Lyman, a physicist with the Union of Concerned Scientists' Global Security Program, provided an illustration that shows why the December 15 vote was so wrongheaded:
One of the Fukushima Near-Term Task Force's recommendations is to modify emergency planning guidelines to address the potential for multi-unit [multi-reactor] accidents. Yet the analyses that would be used to assess the risk reduction associated with this upgrade are based only on single-unit accidents. So in effect, the current framework assumes that the risk of a multi-unit accident is so small that it is essentially zero, and does not consider the potential for a single event to affect multiple units. Therefore, there would be virtually no risk reduction associated with the emergency planning upgrade and it would fail the cost-benefit test.
One might think, therefore, that the NRC should modify its cost-benefit analysis guidelines to incorporate lessons learned from Fukushima before using such an analysis to assess the costs and benefits of the other recommended upgrades to safety requirements. Indeed, the Near Term Task Force considered development of a new post-Fukushima regulatory framework to be its top recommendation.
However, the commission ordered the staff to put such an effort on the back burner, effectively leaving it to be resolved only after all the other recommendations had been addressed.
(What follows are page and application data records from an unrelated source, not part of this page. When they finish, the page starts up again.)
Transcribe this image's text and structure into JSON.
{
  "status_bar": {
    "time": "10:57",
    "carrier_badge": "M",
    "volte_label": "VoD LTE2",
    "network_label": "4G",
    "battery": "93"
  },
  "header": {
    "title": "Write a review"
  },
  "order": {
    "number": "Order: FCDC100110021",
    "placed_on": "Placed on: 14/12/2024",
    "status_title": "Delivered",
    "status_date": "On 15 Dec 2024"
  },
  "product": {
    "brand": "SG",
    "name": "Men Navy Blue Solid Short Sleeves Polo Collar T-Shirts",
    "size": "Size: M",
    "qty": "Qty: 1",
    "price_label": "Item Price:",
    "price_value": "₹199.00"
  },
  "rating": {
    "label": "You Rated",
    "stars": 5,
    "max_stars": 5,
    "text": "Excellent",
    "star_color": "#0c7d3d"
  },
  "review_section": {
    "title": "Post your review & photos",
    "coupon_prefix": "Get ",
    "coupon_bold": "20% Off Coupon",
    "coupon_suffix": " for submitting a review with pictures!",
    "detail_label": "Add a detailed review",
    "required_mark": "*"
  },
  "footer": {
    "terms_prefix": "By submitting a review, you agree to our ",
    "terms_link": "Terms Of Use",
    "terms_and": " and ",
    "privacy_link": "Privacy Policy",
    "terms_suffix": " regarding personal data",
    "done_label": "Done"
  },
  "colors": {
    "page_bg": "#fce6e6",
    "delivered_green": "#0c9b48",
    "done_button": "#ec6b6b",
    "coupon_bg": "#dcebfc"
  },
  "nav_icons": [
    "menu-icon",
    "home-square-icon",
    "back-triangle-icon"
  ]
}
This has created a pattern of circular reasoning that could endanger the implementation of all the other proposed actions, and could leave the NRC chasing its tail for years to come.
Lyman pointed out that the NRC has wide latitude to determine what constitutes "adequate protection" and has authorized far-reaching regulatory upgrades in the past, most recently after the September 11, 2001, terrorist attacks. Indeed, the Near-Term Task Force, which was comprised of NRC technical staff members, cited the agency's response to the 9/11 as a model for handling its post-Fukushima recommendations.
It should be noted that even though the post-9/11 upgrades got the "adequate protection" treatment, it still took 10 years for the agency to prod all U.S. nuclear plants to finally implement them. Subjecting each post-Fukushima recommendation to a cost-benefit analysis likely will slow the agency's already painstakingly sluggish work to a crawl.
Each of the proposed safeguards now "will take months to years of NRC staff time to develop [and] will be subject to the whims of the current or future commissioners," Lyman concluded. "... The bottom line is the [December 15 vote] could potentially undermine the NRC's ability to promptly address critical safety vulnerabilities at U.S. plants that could well result in a Fukushima-scale disaster occurring here."
Elliott Negin is the director of news and commentary at the Union of Concerned Scientists in Washington, D.C.
Follow Elliott Negin on Twitter: www.twitter.com/ElliottNegin